Nut butter can be easily made in the home, but nearly all the prepared nut foods on sale require expensive machinery and a steam plant to produce, hence can not be made in the home.
Peanuts and almonds are the nuts most suitable for making nut butter. The other varieties are difficult to blanch and do not make good butter. The best variety of peanuts for making nut butter is the Spanish shelled. They are the most easily blanched. Removing the skins from the nuts after they are shelled is called blanching. Peanuts can not be blanched unless they have been thoroughly heated.
To properly cook peanuts is the essential thing to produce a healthful, palatable nut butter. This can be accomplished if care is exercised. There are three ways of cooking them: namely, baking or roasting, boiling, and steaming. The baking process is the easiest way, but care should be used not to scorch them. Scorched or burnt peanuts are unfit to use in any form.
Put a layer of peanuts about one-half inch deep in a dripping-pan and place on perforated shelf in a moderate oven. Allow them to bake slowly for about one hour. Cook them until they are a light brown or straw color. Shake the pan or stir the peanuts every few minutes. When the kernels begin to crack and pop they brown very quickly and should be watched closely.
A splendid way to cook them is to fill a tight-covered dish about two-thirds full, place in the oven, and shake occasionally. When cooked this way, they are not so liable to burn, and they retain their flavor better. When they have cooked sufficiently, spread out at once. When they have become quite cool, blanch as follows: This can be done by rubbing them in the hands, or what is better, a coarse bag, or take a piece of cloth and fold the ends together, forming a bag. Another good device is a screen made of coarse wire. Rub them until the skins are loose. The chaff can be removed by using a fan or by pouring them from one dish to another where the wind is blowing. Look them over carefully, removing defective nuts and foreign substances.
The next step is to grind them. The most practical family mill we know of for grinding nuts, etc., is the Quaker City Mill (see cut and description of same in this book).
Always grind freshly cooked nuts, as they do not make good butter when left a day or two after being cooked.
Thoroughly heat the nuts in an oven, but do not let them brown. Allow them to cool, then blanch as described in process No. 1. Boil them from three to four hours, until they are tender. Drain, spread out on tins, and thoroughly dry them; then grind them through the mill.
Heat and blanch the same as for No. 2. Grind them through a meat chopper or the nut butter mill loosely adjusted. Then cook them in a steam cooker about four hours. When tender, drain, spread on tins, and thoroughly dry them. Then run them through the mill tightly adjusted.
Prepare nuts as described in process No. 1. Sprinkle salt on the kernels when grinding. It is much more preferable to grind the salt in with the nuts than to mix it in the butter.

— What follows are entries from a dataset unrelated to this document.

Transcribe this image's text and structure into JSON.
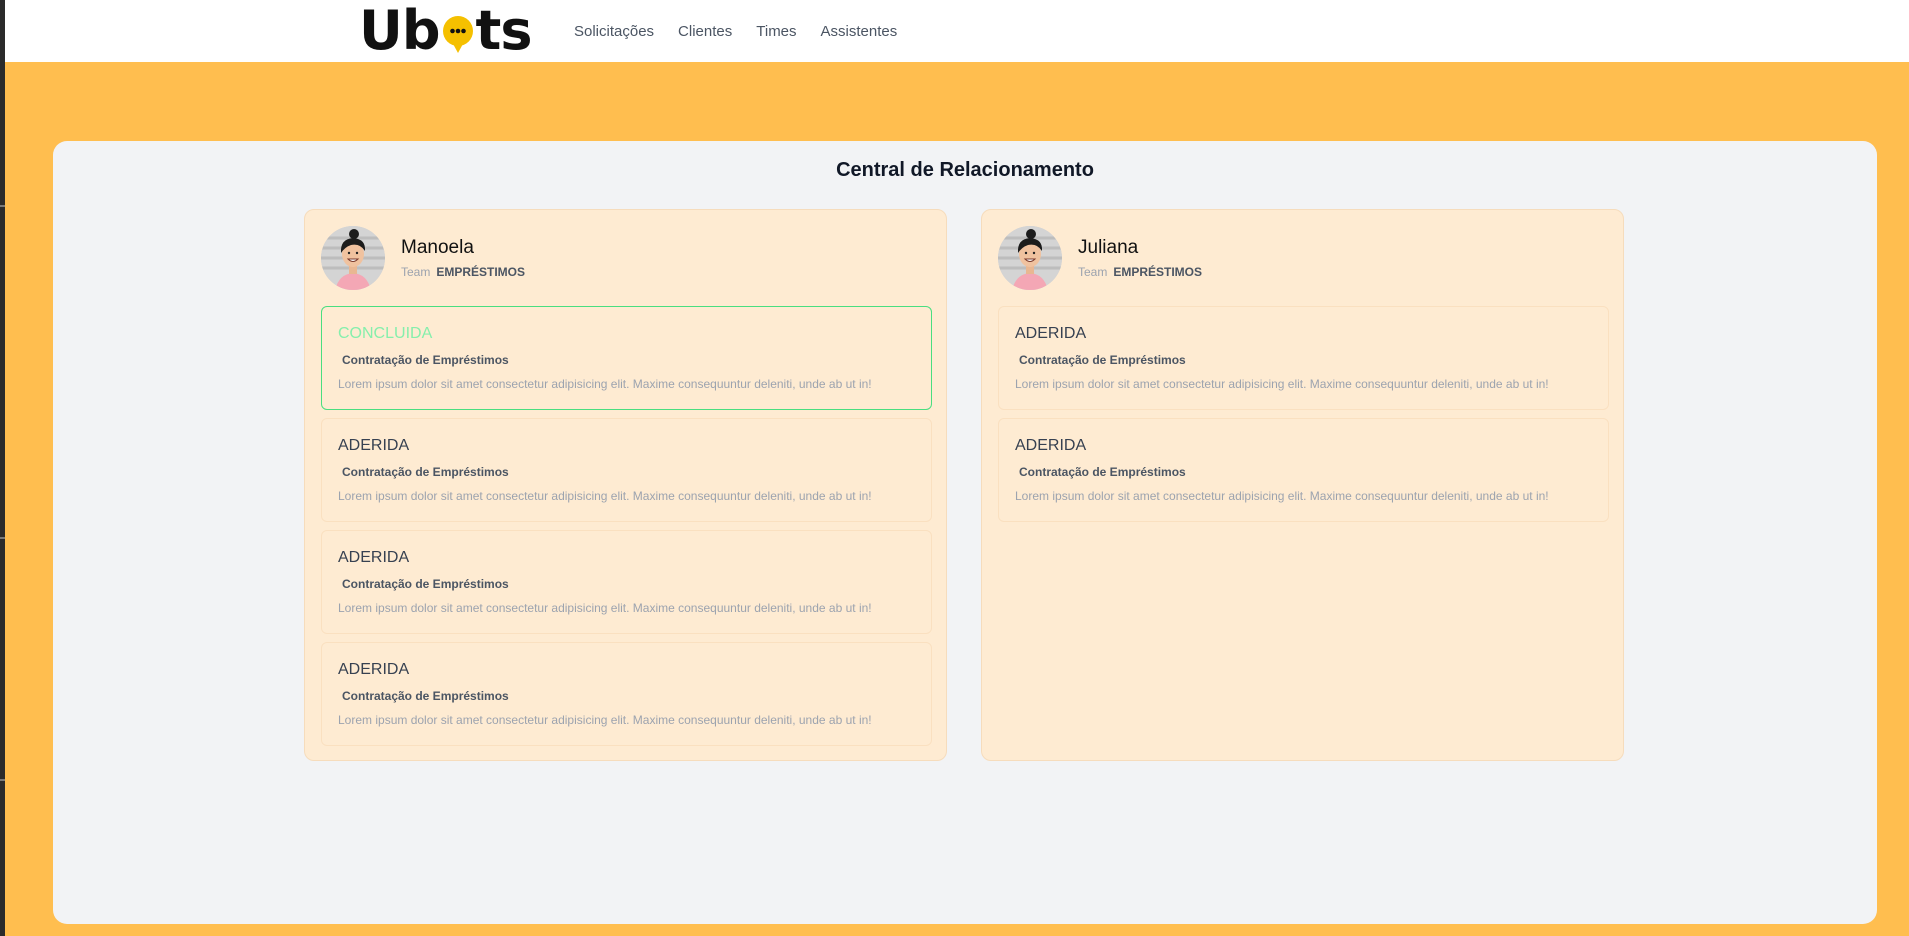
{
  "brand": {
    "logo_text_left": "Ub",
    "logo_text_right": "ts",
    "accent": "#f5c000"
  },
  "nav": [
    {
      "label": "Solicitações"
    },
    {
      "label": "Clientes"
    },
    {
      "label": "Times"
    },
    {
      "label": "Assistentes"
    }
  ],
  "colors": {
    "background": "#ffbe4f",
    "panel": "#f2f3f5",
    "column": "#feebd2",
    "done_border": "#4ade80",
    "done_text": "#86efac"
  },
  "page": {
    "title": "Central de Relacionamento"
  },
  "columns": [
    {
      "name": "Manoela",
      "team_label": "Team",
      "team": "EMPRÉSTIMOS",
      "cards": [
        {
          "status": "CONCLUIDA",
          "title": "Contratação de Empréstimos",
          "desc": "Lorem ipsum dolor sit amet consectetur adipisicing elit. Maxime consequuntur deleniti, unde ab ut in!"
        },
        {
          "status": "ADERIDA",
          "title": "Contratação de Empréstimos",
          "desc": "Lorem ipsum dolor sit amet consectetur adipisicing elit. Maxime consequuntur deleniti, unde ab ut in!"
        },
        {
          "status": "ADERIDA",
          "title": "Contratação de Empréstimos",
          "desc": "Lorem ipsum dolor sit amet consectetur adipisicing elit. Maxime consequuntur deleniti, unde ab ut in!"
        },
        {
          "status": "ADERIDA",
          "title": "Contratação de Empréstimos",
          "desc": "Lorem ipsum dolor sit amet consectetur adipisicing elit. Maxime consequuntur deleniti, unde ab ut in!"
        }
      ]
    },
    {
      "name": "Juliana",
      "team_label": "Team",
      "team": "EMPRÉSTIMOS",
      "cards": [
        {
          "status": "ADERIDA",
          "title": "Contratação de Empréstimos",
          "desc": "Lorem ipsum dolor sit amet consectetur adipisicing elit. Maxime consequuntur deleniti, unde ab ut in!"
        },
        {
          "status": "ADERIDA",
          "title": "Contratação de Empréstimos",
          "desc": "Lorem ipsum dolor sit amet consectetur adipisicing elit. Maxime consequuntur deleniti, unde ab ut in!"
        }
      ]
    }
  ]
}
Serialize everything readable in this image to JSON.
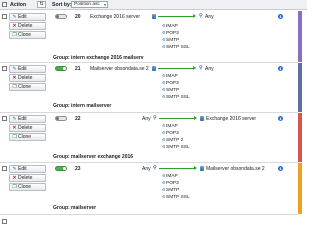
{
  "toolbar": {
    "action_label": "Action",
    "sort_icon": "sort-order-icon",
    "sort_label": "Sort by:",
    "sort_value": "Position asc"
  },
  "buttons": {
    "edit": "Edit",
    "delete": "Delete",
    "clone": "Clone"
  },
  "rules": [
    {
      "priority": "20",
      "enabled": false,
      "source": "Exchange 2016 server",
      "source_icon": "server-icon",
      "services": [
        "IMAP",
        "POP3",
        "SMTP",
        "SMTP SSL"
      ],
      "destination": "Any",
      "destination_icon": "any-icon",
      "group": "Group: intern exchange 2016 mailserv",
      "accent": "#8a6fc1"
    },
    {
      "priority": "21",
      "enabled": true,
      "source": "Mailserver obsondata.se 2",
      "source_icon": "server-icon",
      "services": [
        "IMAP",
        "POP3",
        "SMTP",
        "SMTP SSL"
      ],
      "destination": "Any",
      "destination_icon": "any-icon",
      "group": "Group: intern mailserver",
      "accent": "#5e6fa8"
    },
    {
      "priority": "22",
      "enabled": false,
      "source": "Any",
      "source_icon": "any-icon",
      "services": [
        "IMAP",
        "POP3",
        "SMTP 2",
        "SMTP SSL"
      ],
      "destination": "Exchange 2016 server",
      "destination_icon": "server-icon",
      "group": "Group: mailserver exchange 2016",
      "accent": "#d9534f"
    },
    {
      "priority": "23",
      "enabled": true,
      "source": "Any",
      "source_icon": "any-icon",
      "services": [
        "IMAP",
        "POP3",
        "SMTP",
        "SMTP SSL"
      ],
      "destination": "Mailserver obsondata.se 2",
      "destination_icon": "server-icon",
      "group": "Group: mailserver",
      "accent": "#f0a020"
    }
  ],
  "colors": {
    "arrow": "#2ea02e",
    "toggle_on": "#4caf50",
    "info": "#2a6fd6"
  }
}
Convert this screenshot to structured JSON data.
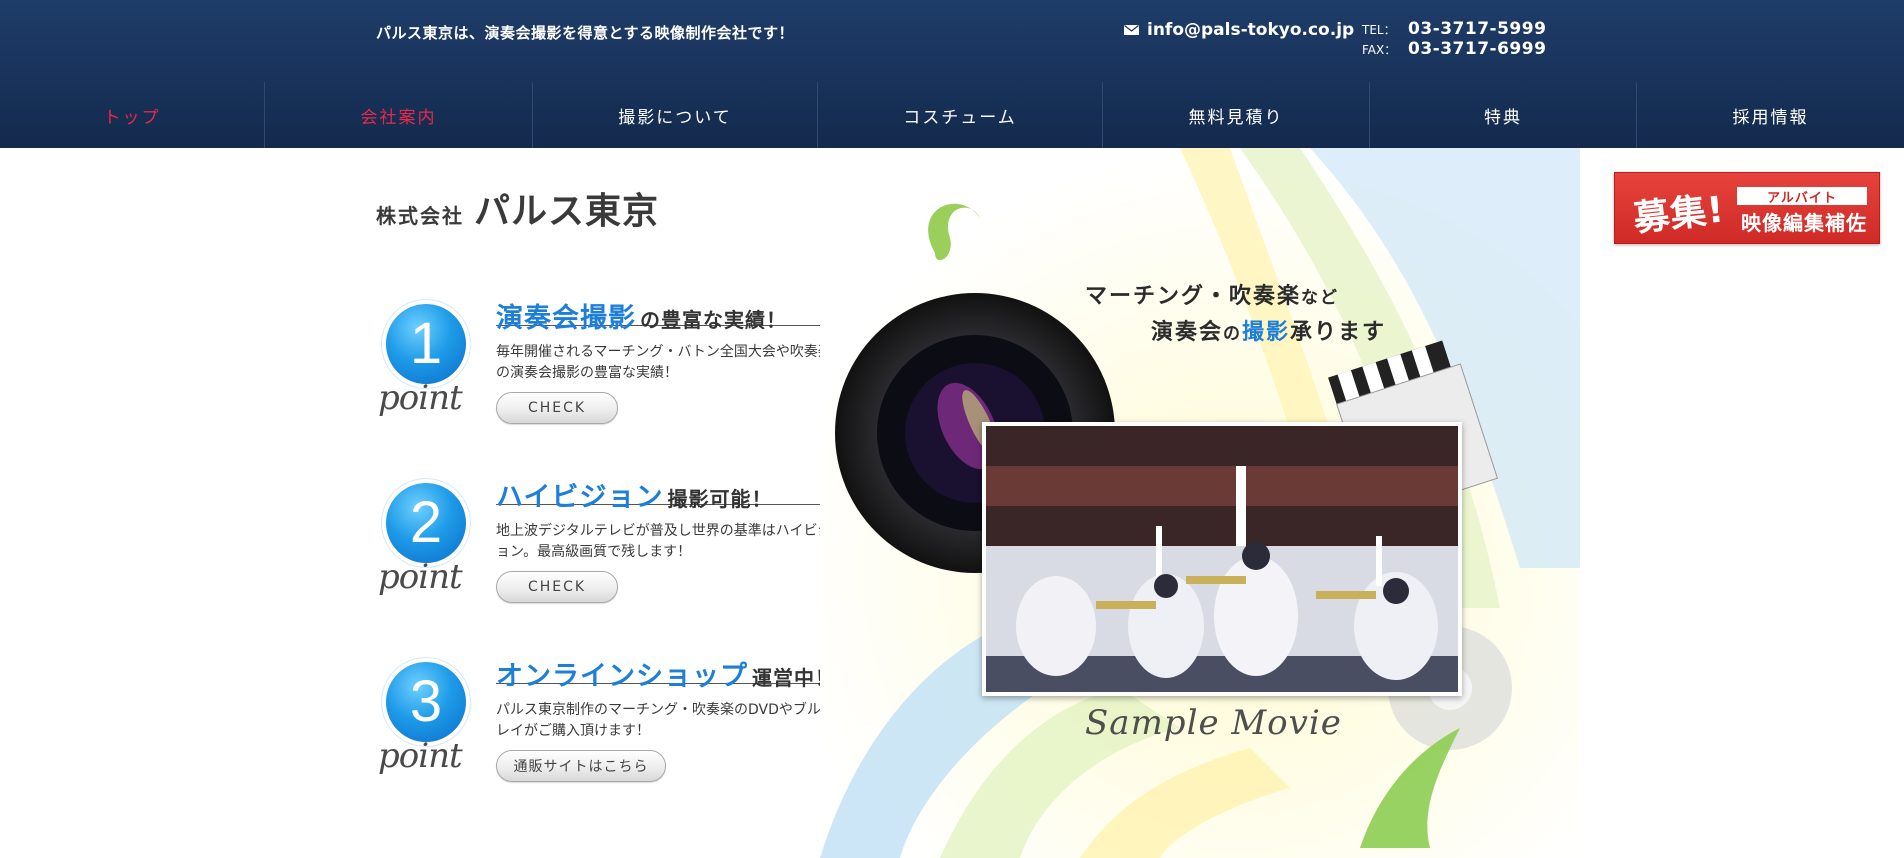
{
  "header": {
    "tagline": "パルス東京は、演奏会撮影を得意とする映像制作会社です！",
    "email": "info@pals-tokyo.co.jp",
    "tel_label": "TEL：",
    "tel": "03-3717-5999",
    "fax_label": "FAX：",
    "fax": "03-3717-6999",
    "icons": [
      "mail-icon"
    ]
  },
  "nav": {
    "items": [
      {
        "label": "トップ",
        "active": true
      },
      {
        "label": "会社案内",
        "active": true
      },
      {
        "label": "撮影について",
        "active": false
      },
      {
        "label": "コスチューム",
        "active": false
      },
      {
        "label": "無料見積り",
        "active": false
      },
      {
        "label": "特典",
        "active": false
      },
      {
        "label": "採用情報",
        "active": false
      }
    ],
    "active_color": "#e8284a"
  },
  "logo": {
    "small": "株式会社",
    "big": "パルス東京"
  },
  "points": [
    {
      "number": "1",
      "script": "point",
      "title_accent": "演奏会撮影",
      "title_rest": "の豊富な実績！",
      "desc": "毎年開催されるマーチング・バトン全国大会や吹奏楽の演奏会撮影の豊富な実績！",
      "button": "CHECK"
    },
    {
      "number": "2",
      "script": "point",
      "title_accent": "ハイビジョン",
      "title_rest": "撮影可能！",
      "desc": "地上波デジタルテレビが普及し世界の基準はハイビジョン。最高級画質で残します！",
      "button": "CHECK"
    },
    {
      "number": "3",
      "script": "point",
      "title_accent": "オンラインショップ",
      "title_rest": "運営中！",
      "desc": "パルス東京制作のマーチング・吹奏楽のDVDやブルーレイがご購入頂けます！",
      "button": "通販サイトはこちら"
    }
  ],
  "hero": {
    "line1_main": "マーチング・吹奏楽",
    "line1_small": "など",
    "line2_pre": "演奏会",
    "line2_small": "の",
    "line2_accent": "撮影",
    "line2_post": "承ります",
    "caption": "Sample Movie"
  },
  "recruit": {
    "main": "募集!",
    "tag": "アルバイト",
    "sub": "映像編集補佐"
  },
  "colors": {
    "header_bg": "#1a365f",
    "accent_blue": "#1d7fd8",
    "recruit_red": "#d6302b"
  }
}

Almond butter is more diffcult to make than peanut butter, on account of the difficulty in removing the skins. Dry heat does not loosen the skins as it does the peanut. To blanch almonds, soak them in boiling water from two to five minutes; then the skins become loose and can be pinched off by pressing on the nut with the thumb and finger; the skins will crack and the kernel pop out. Dry them in a slow oven until they become thoroughly dry and crisp, taking care not to burn them. Then grind them through a loosely adjusted mill. Place on tins or on a cloth stretched over the stove until perfectly dry. Then grind then in the nut butter mill tightly adjusted.
This makes excellent butter if the almonds are first-class and sweet.
Remove the brown, woody skins with a sharp knife and put the nuts through the mill. They may have to be broken up before they can be ground. This butter is very good, but somewhat expensive. It is cheaper to buy the nuts already shelled.
Heat the peanuts sufficiently to remove the skins, but do not brown them. Blanch and look over. Boil or steam them until tender, taking care to have them quite dry when done. Drain off all the water possible and put them through a colander. Put on tins suspended over the stove, or in a slow oven, with the door open, taking care not to brown them. When prefectly dry and hard, grind through the mill loosely adjusted. If it is not fine enough, spread out to dry some more, pass through the mill again more tightly adjusted, but if the mill is too tight, it will grind it into butter. A good plan is to rub it through a flour sieve.
Put one-half the amount of butter required for the meal into a bowl and dilute with an equal quantity of water, adding a little of the water at a time, beating it thoroughly with a fork until it is smooth and light. Enough water should be used to make it the proper consistency to spread nicely. An egg beater or wire potato masher is an excellent utensil for mixing. A little salt can be added if desired. Nut butter when mixed-with water does not keep but a few hours.
Cook the peanuts until they just begin to turn brown. Then make into butter, ground as fine as possible. Emulsify with water until it is the consistency of milk. Then put in double boiler and cook until it has become as thick as ordinary cream. A little salt can be added if desired. Serve it hot or cold as preferred. It can be made into milk by adding a little water.